Wherefore, if I come, I will remember his deeds which he doeth, prating against us with malicious words: and not content therewith, neither doth he himself receive the brethren, and forbiddeth them that would, and casteth them out of the church.3 John 1:10. Ἐὰν ἔλθω, if I shall come) 3 John 1:14.—ὑπομνήσω, I will remind him) A Metonymia of the antecedent for the consequent: that is, I will notice (punish), I will set a mark of censure upon, so that he may feel.—λόγοις πονηροῖς, with malicious words) by which he endeavours to excuse himself.—τοὺς βουλομένους, those that wish) that is, to receive us and them.—ἐκβάλλει, he casts out) a great amount of insolence.
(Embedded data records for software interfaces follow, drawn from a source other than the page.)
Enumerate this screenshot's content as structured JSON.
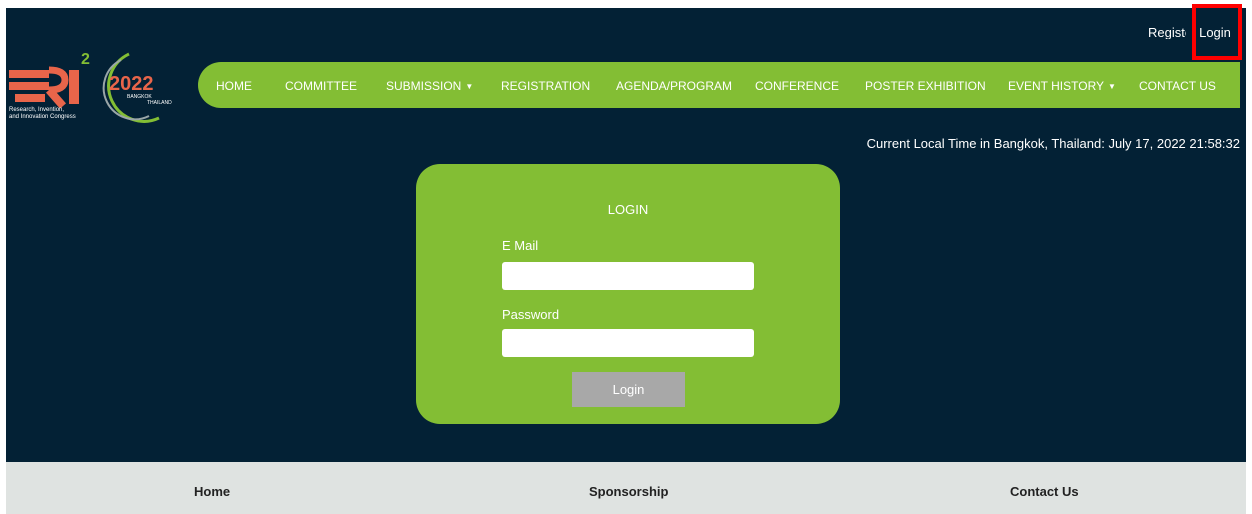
{
  "top_links": {
    "register": "Register",
    "login": "Login"
  },
  "logo": {
    "brand": "RI",
    "superscript": "2",
    "year": "2022",
    "city": "BANGKOK",
    "country": "THAILAND",
    "tagline1": "Research, Invention,",
    "tagline2": "and Innovation Congress"
  },
  "nav": [
    {
      "label": "HOME"
    },
    {
      "label": "COMMITTEE"
    },
    {
      "label": "SUBMISSION",
      "has_dropdown": true
    },
    {
      "label": "REGISTRATION"
    },
    {
      "label": "AGENDA/PROGRAM"
    },
    {
      "label": "CONFERENCE"
    },
    {
      "label": "POSTER EXHIBITION"
    },
    {
      "label": "EVENT HISTORY",
      "has_dropdown": true
    },
    {
      "label": "CONTACT US"
    }
  ],
  "time_text": "Current Local Time in Bangkok, Thailand: July 17, 2022 21:58:32",
  "login_form": {
    "title": "LOGIN",
    "email_label": "E Mail",
    "email_value": "",
    "password_label": "Password",
    "password_value": "",
    "button_label": "Login"
  },
  "footer": [
    {
      "label": "Home"
    },
    {
      "label": "Sponsorship"
    },
    {
      "label": "Contact Us"
    }
  ],
  "colors": {
    "background": "#032135",
    "accent_green": "#83be34",
    "button_gray": "#a8a8a8",
    "footer_bg": "#dfe3e1",
    "highlight": "#ff0000"
  }
}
Beloved, follow not that which is evil, but that which is good. He that doeth good is of God: but he that doeth evil hath not seen God.3 John 1:11. Τὸ κακὸν, that which is evil) in Diotrephes.—τὸ ἀγαθὸν, that which is good) in Demetrius.—ἐκ τοῦ Θεοῦ, from God) who is good.—ἔστιν, is) as born from Him.
Demetrius hath good report of all men, and of the truth itself: yea, and we also bear record; and ye know that our record is true.3 John 1:12. Δημητρίῳ, Demetrius) He seems to have been a minister who was a pattern of hospitality.—ἡμεῖς, we) I, and they who are with me.—δὲ) yet: although Demetrius is already supplied with many testimonies.—καὶ οἴδατε, and ye know) for we do not deceive in anything.
I had many things to write, but I will not with ink and pen write unto thee:
But I trust I shall shortly see thee, and we shall speak face to face. Peace be to thee. Our friends salute thee. Greet the friends by name.3John 1:15. Φίλους, friends) Compare John 15:15. A title seldom found in the New Testament, since it is absorbed by the greater one of brotherhood. Philosophers are mistaken in supposing that friendship is not prepared (formed) by faith.—κατʼ ὄνομα, by name) No less than if their names were written.
 Bengel, J. A. (1866). Vol. 5: Gnomon of the New Testament (M. E. Bengel & J. C. F. Steudel, Ed.) (W. Fletcher, Trans.) (159–161). Edinburgh: T&T Clark.